* _WHAT IS REQUIRED_
Only the number should be given: how many lines below contain "Poreč".
++++ DATASET EXCERPTS ++++
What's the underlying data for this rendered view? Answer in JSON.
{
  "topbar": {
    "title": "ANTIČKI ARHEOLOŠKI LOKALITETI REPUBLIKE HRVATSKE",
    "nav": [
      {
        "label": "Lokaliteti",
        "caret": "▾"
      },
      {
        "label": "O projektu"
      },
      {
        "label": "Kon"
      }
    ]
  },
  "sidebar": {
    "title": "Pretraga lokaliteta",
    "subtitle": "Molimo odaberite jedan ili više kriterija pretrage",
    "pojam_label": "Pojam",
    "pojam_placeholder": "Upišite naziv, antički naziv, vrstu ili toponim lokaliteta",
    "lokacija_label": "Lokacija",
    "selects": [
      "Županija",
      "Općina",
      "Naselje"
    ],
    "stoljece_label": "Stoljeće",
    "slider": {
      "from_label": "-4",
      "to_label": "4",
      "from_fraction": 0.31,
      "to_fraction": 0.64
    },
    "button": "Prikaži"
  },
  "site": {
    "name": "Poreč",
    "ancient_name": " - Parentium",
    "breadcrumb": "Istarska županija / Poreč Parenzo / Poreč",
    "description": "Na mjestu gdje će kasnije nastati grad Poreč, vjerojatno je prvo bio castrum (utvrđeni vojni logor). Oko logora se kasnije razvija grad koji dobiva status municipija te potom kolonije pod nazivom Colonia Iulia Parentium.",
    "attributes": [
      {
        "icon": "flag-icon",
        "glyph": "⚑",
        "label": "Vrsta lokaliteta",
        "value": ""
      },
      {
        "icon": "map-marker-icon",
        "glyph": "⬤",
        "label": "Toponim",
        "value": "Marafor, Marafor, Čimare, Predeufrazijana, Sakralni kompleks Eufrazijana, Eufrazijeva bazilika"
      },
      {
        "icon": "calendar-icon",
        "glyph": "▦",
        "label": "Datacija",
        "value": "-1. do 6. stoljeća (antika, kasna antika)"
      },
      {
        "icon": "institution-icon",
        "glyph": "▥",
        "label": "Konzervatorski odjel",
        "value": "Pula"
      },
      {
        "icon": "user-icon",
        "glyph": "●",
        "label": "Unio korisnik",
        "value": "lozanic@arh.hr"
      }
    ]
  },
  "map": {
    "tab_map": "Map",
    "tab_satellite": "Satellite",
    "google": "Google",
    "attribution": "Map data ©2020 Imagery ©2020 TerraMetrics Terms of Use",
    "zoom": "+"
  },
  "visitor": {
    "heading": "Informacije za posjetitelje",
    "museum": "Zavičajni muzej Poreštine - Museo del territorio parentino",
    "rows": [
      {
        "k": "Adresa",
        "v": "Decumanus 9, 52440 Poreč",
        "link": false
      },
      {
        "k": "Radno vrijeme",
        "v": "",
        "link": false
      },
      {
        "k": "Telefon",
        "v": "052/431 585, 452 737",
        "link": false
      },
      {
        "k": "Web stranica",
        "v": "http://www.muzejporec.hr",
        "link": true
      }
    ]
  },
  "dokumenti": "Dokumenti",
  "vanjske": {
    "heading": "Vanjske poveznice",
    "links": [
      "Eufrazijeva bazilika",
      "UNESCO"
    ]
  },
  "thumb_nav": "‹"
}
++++
* _EXPECTED ANSWER_
4